The British Financial Conduct Authority published the summary of its research on the attitudes of the representative British citizens towards automated financial advice. The outcome of the conducted survey suggested that in 57% of the cases, the participants of the study rejected financial strategies generated by algorithms. Key features attributing to the decision of whether to trust robo advice or not were age, economic status and financial literacy. The study suggests it may still be difficult for fully automated financial advice providers to tap into mass markets. An obvious conclusion of this would be to add a feeling of human presence to the automated offerings. Several industry participants, such as Nutmeg, Betterment and Capital One, have already committed to this approach. Syfe, the Singapore-based automated investment advice platform has also announced adding human services to its offering this month. In our experience within the Swedish market, there is tangible value to leveraging a hybrid approach. We see that some of the biggest financial institutions automate the processes of creating investment advice and compliance reporting while leaving communication with customers to human advisors. Such an approach allows the firms to leverage the cost reduction driven by automation, while at the same time create quality experiences for their customers, equipping the advisors with powerful decision-support tools and allowing them to spend more time on revenue-generating activities.
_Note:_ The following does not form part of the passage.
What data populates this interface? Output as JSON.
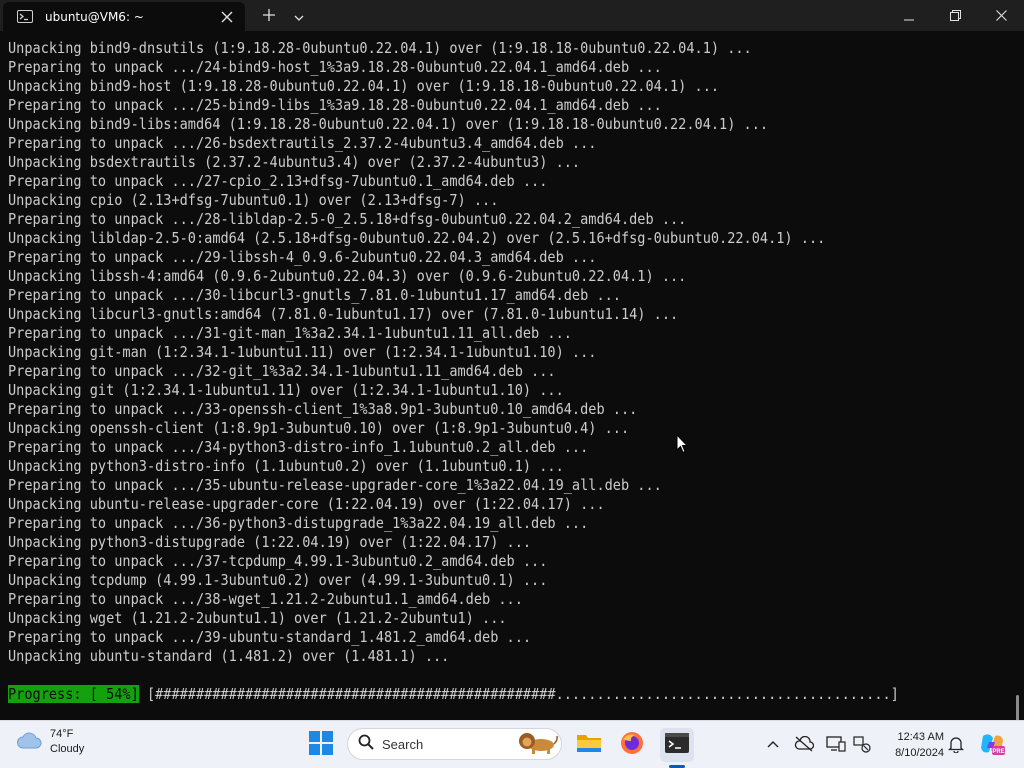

This November marked the beginning of another trend within wealth management business models – the expansion of automated financial advice providers to workplace markets. FT Advisor reports that OpenMoney has bought Steve Bee's employee benefits platform to target small and medium-sized enterprises, which the robo-adviser believes are untapped in their potential to close the advice gap. Steve Bee founded Jargonfree Benefits in 2013 in a bid to offer employees at SMEs access to the same standard of workplace benefits as enjoyed at larger firms. Financial Times reports that the digital platform WealthWizards, a provider of automated financial advice offering myEva, takes a similar step. Currently, most of their revenues come from employers providing the financial health app for free to their employees. We see this trend as an exciting development within the emerging WealthTech space because the B2B focus could unlock the benefits of financial planning to the traditionally underserved population and play an important role in improving accessibility of high-quality financial decision support.
There is a growing concern among the regulators that in the context of the digitalised offerings, the boundaries between the regulated advice and execution-only investment platforms are becoming blurred, which potentially puts the customers at risk. As reported by the Financial Times, Wanda Goldwag, the chairwoman of the Financial Services Consumer Panel, says she is "concerned that regulated advice is not being clearly distinguished from 'execution-only' transactions" (). Although the British FCA declined to comment on whether it shared these concerns, it has previously highlighted "weaknesses" in the way some automated robo advice services support vulnerable consumers, such as those who had recently suffered a bereavement. However, we believe that the algorithmic nature of the automated financial advice solutions, unless properly regulated, could cause more significant damage for the consumers – if something goes wrong with the algorithms, it will go wrong for many customers at once. Therefore, it is essential to have a rigorous validation framework imposed and monitored by the authorities to minimize the risk of such events.